Ross School of Business Dean Scott DeRue seconded Jenkins’ remarks on social and economic barriers. DeRue said schools often focus on rankings of their schools, which do not usually include the diversity of a student body when determining where schools fall.

“Rankings drive behavior for a lot of business schools,” DeRue said. “To date, our ranking favors things like selectivity, test scores or GPAs over diversity or over inclusion or equity.”  

The event comes amid renewed calls for changes to the University’s Business School. Students have shared concerns about the experience of people of color in the predominantly white school. 

In a previous interview with The Michigan Daily, Business junior Karla Bell, Black Business Undergraduate Society president, said she has dealt with microaggressions when working in small groups in classes where a majority of the other students were white.

“There have been experiences, especially working within teams, where I would say something and then I’m not heard, and then someone will say a similar thing and then they’ll be listened to,” Bell said. “A lot of times, it’s the lack of people believing that you have the skills that you obviously have because we’re all in the same place.”

Kerwin Charles, dean of Yale University’s School of Management, also cited concerns over curriculum as a major structural challenge facing business school administrations.

“There are fields represented in schools of business that don’t naturally include diversity talk,” Charles said. “It is harder to introduce a topic of race or representation in a class on accounting than it would be if I were talking about a course on real estate law.”

Charles said universities can make students uncomfortable and challenge them through open conversation.

The school leaders also discussed solutions.
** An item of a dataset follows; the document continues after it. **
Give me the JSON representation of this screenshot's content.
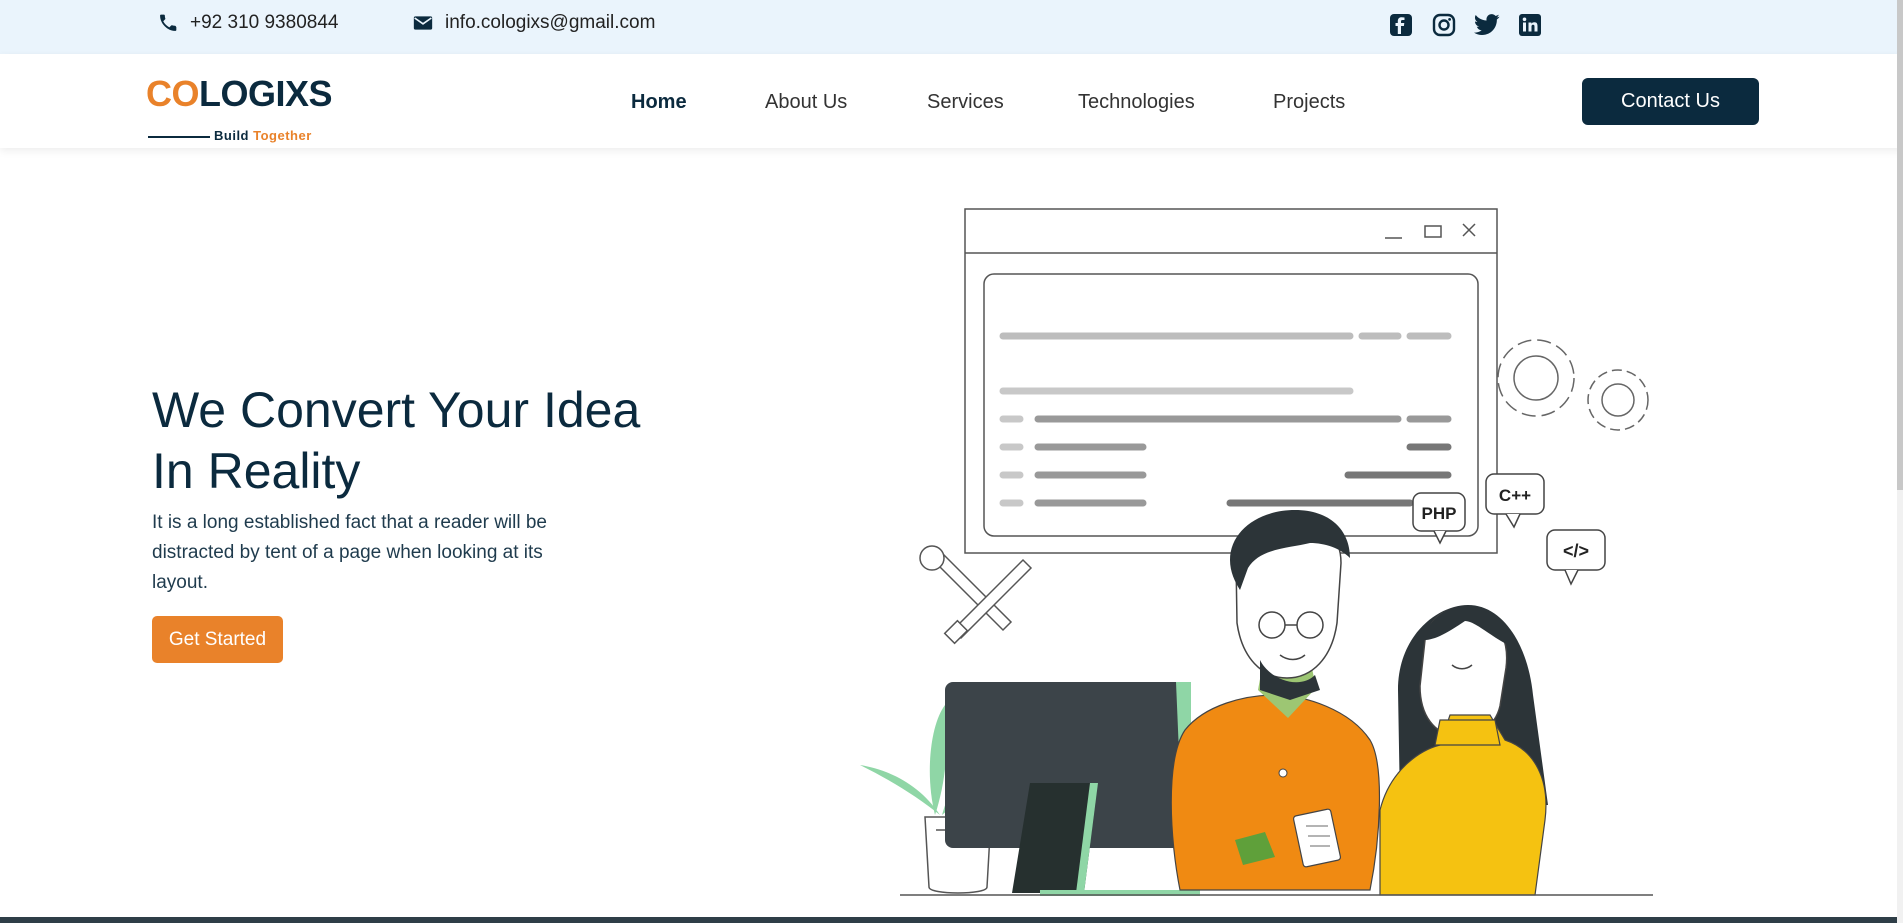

William Boulding, dean of Duke University’s Fuqua School of Business, called for business school administrations to diverge from the norm when adopting diversity policies, noting they should be prepared to face backlash.

“Not everyone will support your efforts,” Boulding said. “The more you try to drive these changes, the more the status quo will organize to resist those changes.” 

Francesca Cornelli, dean of Northwestern University’s Kellogg School of Business, said business schools need to find different ways to evaluate potential students apart from quantifiable statistics. Cornelli said schools should try to look at students’ potential rather than just metrics.

The panel then moved on to discuss the role of faculty in campus diversity. Both Sundaram and Charles called for universities and business schools alike to broaden the pipeline from which they selected faculty candidates.

They also said there was a tendency for universities to recruit faculty members from a specific set of schools or programs. Sundaram cited NYU Stern’s addition of underrepresented doctoral candidates from related fields to come to teach and interact with students as an example of business schools broadening students’ views on the industry. 

The panel addressed the importance of diversity in higher education in preparing students for a diverse workforce. Boulding criticized the idea of having mandatory diversity training, instead favoring incorporating diversity into the core business curriculum.

DeRue said diversity must be integrated into the core business curriculum rather than in training, but also noted the necessity of promoting diversity in conducting everyday business.

“Every business leader in today’s global marketplaces must be able to lead diverse teams (and) build inclusive organizations,” DeRue said. “Every student needs to understand that on a very deep and profound note.” 

Daily News Contributor George Weykamp can be reached at gweykamp@umich.edu

Correction: This article has been updated to add additional context to Jenkins' quote about the difference between business education and the business world. 


The COVID-19 pandemic has thrown challenges at all of us — including The Michigan Daily — but that hasn’t stopped our staff. We’re committed to reporting on the issues that matter most to the community where we live, learn and work. Your donations keep our journalism free and independent. You can support our work here.

For a weekly roundup of the best stories from The Michigan Daily, sign up for our newsletter here.